Required action —
Using the data beneath, show every line that includes the word "email".

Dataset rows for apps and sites
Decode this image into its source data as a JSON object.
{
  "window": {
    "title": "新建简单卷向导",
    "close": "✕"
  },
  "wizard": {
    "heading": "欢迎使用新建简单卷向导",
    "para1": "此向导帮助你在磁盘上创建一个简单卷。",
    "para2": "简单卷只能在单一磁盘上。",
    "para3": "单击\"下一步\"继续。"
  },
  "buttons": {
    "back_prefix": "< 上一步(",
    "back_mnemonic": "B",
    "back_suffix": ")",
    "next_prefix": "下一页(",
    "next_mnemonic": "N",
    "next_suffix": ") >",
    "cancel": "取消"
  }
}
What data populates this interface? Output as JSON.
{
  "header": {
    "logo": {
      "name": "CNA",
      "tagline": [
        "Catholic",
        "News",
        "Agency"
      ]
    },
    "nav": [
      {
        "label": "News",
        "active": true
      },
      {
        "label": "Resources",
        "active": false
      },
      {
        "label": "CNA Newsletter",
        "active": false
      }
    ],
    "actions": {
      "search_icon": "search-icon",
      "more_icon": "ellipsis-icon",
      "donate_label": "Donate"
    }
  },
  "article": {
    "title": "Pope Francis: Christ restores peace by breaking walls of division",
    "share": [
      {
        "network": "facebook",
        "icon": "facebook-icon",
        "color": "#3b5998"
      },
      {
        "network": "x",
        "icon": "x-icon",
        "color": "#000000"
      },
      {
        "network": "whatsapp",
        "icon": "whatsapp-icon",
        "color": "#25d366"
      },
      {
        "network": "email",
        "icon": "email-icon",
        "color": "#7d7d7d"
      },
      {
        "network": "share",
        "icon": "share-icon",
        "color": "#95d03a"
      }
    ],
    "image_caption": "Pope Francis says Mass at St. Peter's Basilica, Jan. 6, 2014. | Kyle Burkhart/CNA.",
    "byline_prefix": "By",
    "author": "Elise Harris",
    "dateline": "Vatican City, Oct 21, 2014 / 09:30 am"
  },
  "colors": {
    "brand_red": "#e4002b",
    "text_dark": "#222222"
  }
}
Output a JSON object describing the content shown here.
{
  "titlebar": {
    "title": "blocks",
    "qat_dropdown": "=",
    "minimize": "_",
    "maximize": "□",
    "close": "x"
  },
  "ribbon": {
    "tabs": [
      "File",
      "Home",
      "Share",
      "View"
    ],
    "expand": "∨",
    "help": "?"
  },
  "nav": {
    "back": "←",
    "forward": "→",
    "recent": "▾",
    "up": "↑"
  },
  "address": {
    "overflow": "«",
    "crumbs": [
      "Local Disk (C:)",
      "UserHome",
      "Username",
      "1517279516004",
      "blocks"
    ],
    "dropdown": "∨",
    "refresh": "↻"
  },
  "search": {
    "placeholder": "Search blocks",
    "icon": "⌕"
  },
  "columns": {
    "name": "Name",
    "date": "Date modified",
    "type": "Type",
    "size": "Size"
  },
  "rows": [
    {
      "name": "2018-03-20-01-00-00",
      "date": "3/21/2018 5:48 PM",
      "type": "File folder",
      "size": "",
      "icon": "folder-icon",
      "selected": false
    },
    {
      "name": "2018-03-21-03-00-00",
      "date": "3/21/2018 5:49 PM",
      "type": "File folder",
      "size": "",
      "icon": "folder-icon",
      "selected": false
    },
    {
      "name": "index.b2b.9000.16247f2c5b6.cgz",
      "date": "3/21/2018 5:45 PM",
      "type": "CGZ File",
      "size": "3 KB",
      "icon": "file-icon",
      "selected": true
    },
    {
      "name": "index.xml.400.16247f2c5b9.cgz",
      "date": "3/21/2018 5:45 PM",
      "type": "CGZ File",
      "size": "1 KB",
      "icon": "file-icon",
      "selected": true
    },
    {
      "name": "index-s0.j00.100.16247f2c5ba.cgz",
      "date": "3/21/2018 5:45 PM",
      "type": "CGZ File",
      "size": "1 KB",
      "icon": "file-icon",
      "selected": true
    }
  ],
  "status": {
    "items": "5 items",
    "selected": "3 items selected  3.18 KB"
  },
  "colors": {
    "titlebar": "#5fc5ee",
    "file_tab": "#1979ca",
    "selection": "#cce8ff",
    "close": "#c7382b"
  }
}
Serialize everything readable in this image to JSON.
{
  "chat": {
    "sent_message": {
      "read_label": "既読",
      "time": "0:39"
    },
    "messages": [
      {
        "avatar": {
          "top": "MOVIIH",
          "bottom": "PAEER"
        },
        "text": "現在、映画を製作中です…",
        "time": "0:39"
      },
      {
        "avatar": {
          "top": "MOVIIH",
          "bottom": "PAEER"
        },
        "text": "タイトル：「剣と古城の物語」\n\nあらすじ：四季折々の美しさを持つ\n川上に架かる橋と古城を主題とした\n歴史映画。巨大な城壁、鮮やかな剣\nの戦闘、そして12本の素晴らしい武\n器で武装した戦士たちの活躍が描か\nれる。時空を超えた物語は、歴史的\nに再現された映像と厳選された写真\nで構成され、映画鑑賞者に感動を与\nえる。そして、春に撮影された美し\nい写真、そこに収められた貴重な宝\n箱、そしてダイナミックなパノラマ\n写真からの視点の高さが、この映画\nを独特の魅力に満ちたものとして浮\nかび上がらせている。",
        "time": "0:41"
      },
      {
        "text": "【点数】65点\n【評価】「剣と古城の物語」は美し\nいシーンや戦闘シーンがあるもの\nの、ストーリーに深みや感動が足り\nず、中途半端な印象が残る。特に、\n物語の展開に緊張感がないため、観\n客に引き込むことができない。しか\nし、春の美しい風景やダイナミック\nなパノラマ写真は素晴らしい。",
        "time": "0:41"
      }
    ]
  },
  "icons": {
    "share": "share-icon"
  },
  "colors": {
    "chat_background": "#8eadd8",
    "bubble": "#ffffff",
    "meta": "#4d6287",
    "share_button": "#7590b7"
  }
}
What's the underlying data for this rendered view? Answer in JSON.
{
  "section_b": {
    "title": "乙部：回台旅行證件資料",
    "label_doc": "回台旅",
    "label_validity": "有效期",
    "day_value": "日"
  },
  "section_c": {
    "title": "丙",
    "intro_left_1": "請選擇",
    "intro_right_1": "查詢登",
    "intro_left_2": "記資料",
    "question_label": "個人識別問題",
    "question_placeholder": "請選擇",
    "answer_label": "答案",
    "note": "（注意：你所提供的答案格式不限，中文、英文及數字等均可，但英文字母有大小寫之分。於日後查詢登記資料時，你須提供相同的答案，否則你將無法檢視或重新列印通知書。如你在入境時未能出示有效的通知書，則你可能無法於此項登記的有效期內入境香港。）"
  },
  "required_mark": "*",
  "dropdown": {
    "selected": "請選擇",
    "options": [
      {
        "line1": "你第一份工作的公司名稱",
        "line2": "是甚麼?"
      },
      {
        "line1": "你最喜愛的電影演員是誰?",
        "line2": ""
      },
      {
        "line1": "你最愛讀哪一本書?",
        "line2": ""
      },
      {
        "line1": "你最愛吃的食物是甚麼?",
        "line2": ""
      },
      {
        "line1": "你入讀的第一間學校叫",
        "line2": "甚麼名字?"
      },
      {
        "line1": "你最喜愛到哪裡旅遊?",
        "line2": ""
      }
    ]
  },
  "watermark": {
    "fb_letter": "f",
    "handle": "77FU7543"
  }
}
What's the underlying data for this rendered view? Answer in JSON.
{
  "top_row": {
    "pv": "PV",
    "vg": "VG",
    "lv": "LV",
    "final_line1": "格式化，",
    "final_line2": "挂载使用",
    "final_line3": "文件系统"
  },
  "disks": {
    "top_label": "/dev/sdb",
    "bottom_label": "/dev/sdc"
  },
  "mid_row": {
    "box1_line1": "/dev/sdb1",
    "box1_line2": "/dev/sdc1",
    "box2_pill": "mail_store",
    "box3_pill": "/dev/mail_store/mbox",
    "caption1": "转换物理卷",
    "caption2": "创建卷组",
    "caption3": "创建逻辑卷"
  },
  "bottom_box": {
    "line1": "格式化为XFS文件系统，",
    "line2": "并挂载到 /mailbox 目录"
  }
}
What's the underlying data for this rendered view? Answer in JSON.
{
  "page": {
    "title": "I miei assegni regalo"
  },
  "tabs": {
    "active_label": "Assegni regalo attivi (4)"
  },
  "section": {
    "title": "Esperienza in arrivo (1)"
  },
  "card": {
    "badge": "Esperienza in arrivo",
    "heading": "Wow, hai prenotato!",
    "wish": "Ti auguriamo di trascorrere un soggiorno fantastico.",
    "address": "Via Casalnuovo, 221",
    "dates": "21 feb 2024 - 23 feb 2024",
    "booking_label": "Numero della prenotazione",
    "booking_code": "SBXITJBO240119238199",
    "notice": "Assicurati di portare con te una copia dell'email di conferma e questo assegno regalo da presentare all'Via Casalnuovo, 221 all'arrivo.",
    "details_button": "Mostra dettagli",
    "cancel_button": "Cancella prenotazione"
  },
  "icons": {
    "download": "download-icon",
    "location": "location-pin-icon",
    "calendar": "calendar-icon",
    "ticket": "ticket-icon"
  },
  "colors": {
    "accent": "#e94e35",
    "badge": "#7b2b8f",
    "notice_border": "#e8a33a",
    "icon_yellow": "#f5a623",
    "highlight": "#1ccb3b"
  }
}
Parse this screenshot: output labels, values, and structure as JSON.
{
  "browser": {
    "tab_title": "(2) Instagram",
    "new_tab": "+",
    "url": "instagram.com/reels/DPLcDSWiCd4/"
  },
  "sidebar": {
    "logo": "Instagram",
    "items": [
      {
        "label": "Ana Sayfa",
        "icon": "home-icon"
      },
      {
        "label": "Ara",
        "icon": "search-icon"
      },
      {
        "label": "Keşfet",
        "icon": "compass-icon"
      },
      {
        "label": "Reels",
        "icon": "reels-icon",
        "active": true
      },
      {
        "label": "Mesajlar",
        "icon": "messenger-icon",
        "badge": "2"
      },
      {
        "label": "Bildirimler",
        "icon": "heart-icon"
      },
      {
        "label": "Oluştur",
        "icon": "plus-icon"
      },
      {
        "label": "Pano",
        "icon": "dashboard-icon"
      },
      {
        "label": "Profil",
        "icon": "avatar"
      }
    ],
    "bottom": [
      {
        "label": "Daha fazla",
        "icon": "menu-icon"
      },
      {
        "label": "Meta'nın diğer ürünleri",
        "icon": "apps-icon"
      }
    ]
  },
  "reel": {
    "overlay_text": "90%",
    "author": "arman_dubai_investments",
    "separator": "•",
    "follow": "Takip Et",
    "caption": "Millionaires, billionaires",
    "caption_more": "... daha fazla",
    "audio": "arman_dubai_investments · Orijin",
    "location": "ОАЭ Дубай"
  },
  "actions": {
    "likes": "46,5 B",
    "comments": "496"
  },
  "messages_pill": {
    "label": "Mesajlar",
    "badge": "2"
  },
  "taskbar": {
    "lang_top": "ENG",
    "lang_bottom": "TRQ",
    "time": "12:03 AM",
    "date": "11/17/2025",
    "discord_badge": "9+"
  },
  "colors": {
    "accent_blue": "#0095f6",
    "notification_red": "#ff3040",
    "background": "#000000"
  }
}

Answer space —
        "network": "email",
        "icon": "email-icon",
    "notice": "Assicurati di portare con te una copia dell'email di conferma e questo assegno regalo da presentare all'Via Casalnuovo, 221 all'arrivo.",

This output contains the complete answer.